As seen on Figure 7, there are several header fields that need to be correctly set in order to be able to inject a command as those fields need to be correctly increased as they provide freshness checks and replay protection for the ZigBee communications.
Following is a list of the header fields that are adjusted, the fields within the APS header
and payload or the ZCL cluster header and payload are encrypted by the current network key and can only be changed after decryption. For our example the network key was
known, but the network key could be obtained by either sniffing the key-exchange as described in the Standard (ZigBee Alliance 2008, p. 449-453) (ZigBee Alliance 2008, p. 475-479) or by extracting the key from a device.
The APS and ZCL header and payload frame format can be found in the ZigBee Standard for further reference. (ZigBee Alliance 2008 , p. 52-59)
• IEEE Header • Sequence Number • Increased with every packet sent. It specifies the sequence identifier for the frame. (IEEE 2011, p. 59). • ZigBee Network Layer • Sequence Number • Used to uniquely identify a frame in combination with the source address. (ZigBee Alliance 2008, p. 382) • ZigBee Security Header (Auxiliary header) • Frame Counter is used to make sure no duplicate packets are processed. (ZigBee Alliance 2008, p. 491)
From here the data is encrypted in the packet (ZigBee Alliance 2008, p.
• ZigBee Application Support Layer (APS) • Counter • This counter is used to detect duplicate frames and ensure that those frames are only processed once. (ZigBee Alliance 2008, p. 67) • ZigBee Cluster Library (ZCL) • Sequence • This sequence number is increased for every transmission of a ZCL command. (ZigBee Alliance 2013, p. 85)

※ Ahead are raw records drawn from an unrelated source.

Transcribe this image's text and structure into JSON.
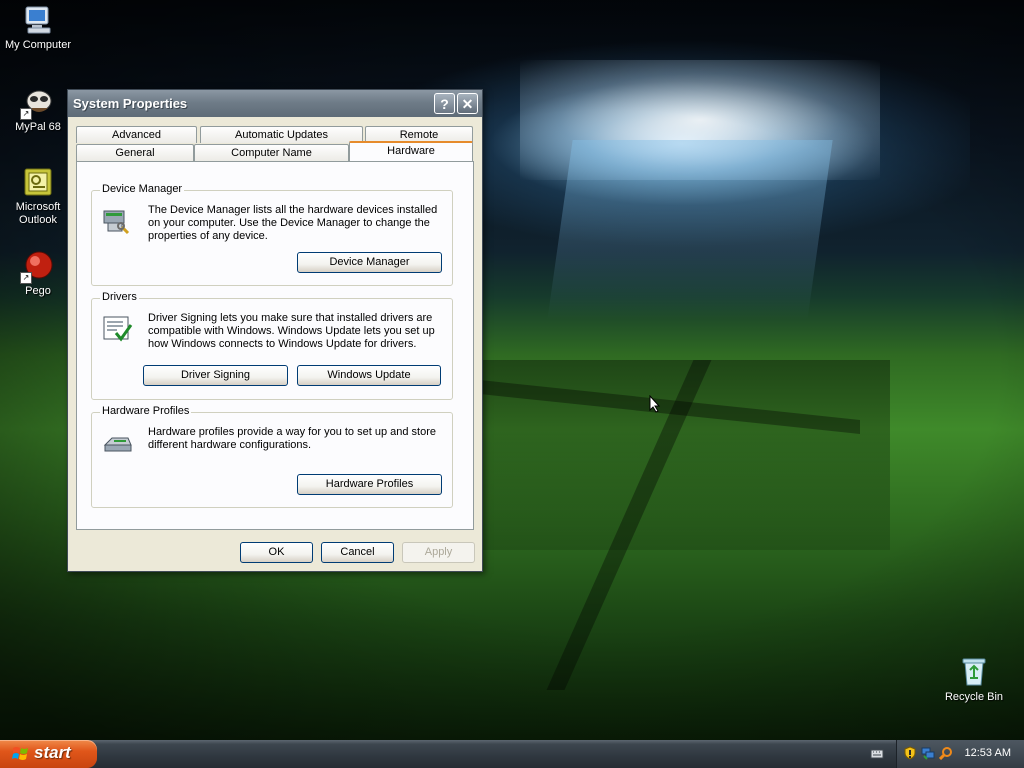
{
  "desktop": {
    "icons": [
      {
        "label": "My Computer",
        "icon": "my-computer-icon"
      },
      {
        "label": "MyPal 68",
        "icon": "mypal-browser-icon"
      },
      {
        "label": "Microsoft Outlook",
        "icon": "outlook-icon"
      },
      {
        "label": "Pego",
        "icon": "pego-icon"
      },
      {
        "label": "Recycle Bin",
        "icon": "recycle-bin-icon"
      }
    ]
  },
  "dialog": {
    "title": "System Properties",
    "help_button": "?",
    "close_button": "✕",
    "tabs_row1": [
      "Advanced",
      "Automatic Updates",
      "Remote"
    ],
    "tabs_row2": [
      "General",
      "Computer Name",
      "Hardware"
    ],
    "active_tab": "Hardware",
    "device_manager": {
      "legend": "Device Manager",
      "description": "The Device Manager lists all the hardware devices installed on your computer. Use the Device Manager to change the properties of any device.",
      "button": "Device Manager"
    },
    "drivers": {
      "legend": "Drivers",
      "description": "Driver Signing lets you make sure that installed drivers are compatible with Windows. Windows Update lets you set up how Windows connects to Windows Update for drivers.",
      "button_signing": "Driver Signing",
      "button_update": "Windows Update"
    },
    "hardware_profiles": {
      "legend": "Hardware Profiles",
      "description": "Hardware profiles provide a way for you to set up and store different hardware configurations.",
      "button": "Hardware Profiles"
    },
    "footer": {
      "ok": "OK",
      "cancel": "Cancel",
      "apply": "Apply"
    }
  },
  "taskbar": {
    "start_label": "start",
    "clock": "12:53 AM"
  },
  "colors": {
    "tab_active_accent": "#e68b2c",
    "start_button": "#e0561a",
    "dialog_face": "#ece9d8"
  }
}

After having acquired the network key and by sniffing ZigBee packets sent to a potential target it is possible to record the currently used sequence numbers and frame counters after decryption. Initially the tests were conducted by incrementing the fields mentioned above and setting the correct functions and parameters in the headers. Later tests showed that the ZigBee Security Header Frame Counter and the IEEE header Sequence Number are the only fields that need to be incremented to inject commands, in our case an “on” or “off” command switching the light accordingly. This is not only possible at close range, instead it has been tested to be working for distances of 2,5 – 3 meters at least. This distance is sufficient enough to sniff packets from an unsuspecting location and sending commands even when e.g. outside a building to devices in the building.
Our test also showed that sending the same command packet several times resulted in the packets being acknowledged at the IEEE layer, indicating that the IEEE Sequence number is not used as a replay protection.
As the initial assessments listed in chapter 4.5 showed, the usage of SSL / TLS encryption is getting more and more widespread yet the usage of proper certificate validation to prevent man-in-the middle attacks is missing in many devices. By using predefined and published keys for key transport encryption, a secure data transmission is no longer possible and relying on the secrecy of keys distributed only among a limited group of people is a security method known to have failed before. (e.g. “Content Scramble System” 2015). Travis Goodspeed showed successful attacks on ZigBee hardware to extract keys (Goodspeed 2009 p. 1f), and thus without appropriate hardware key secrecy should not be the foundation of a product’s security architecture.
Through the availability of inexpensive and powerful radio hardware, attacks through sniffing and command injection are most likely becoming more widespread. The proposed software allows someone to sniff data but also allows that person to perform command injection commands. The replay protection that is built into the ZigBee protocol is working as it was shown it is not possible to replay a packet, however command injection is still possible.
Published with the express permission of the author.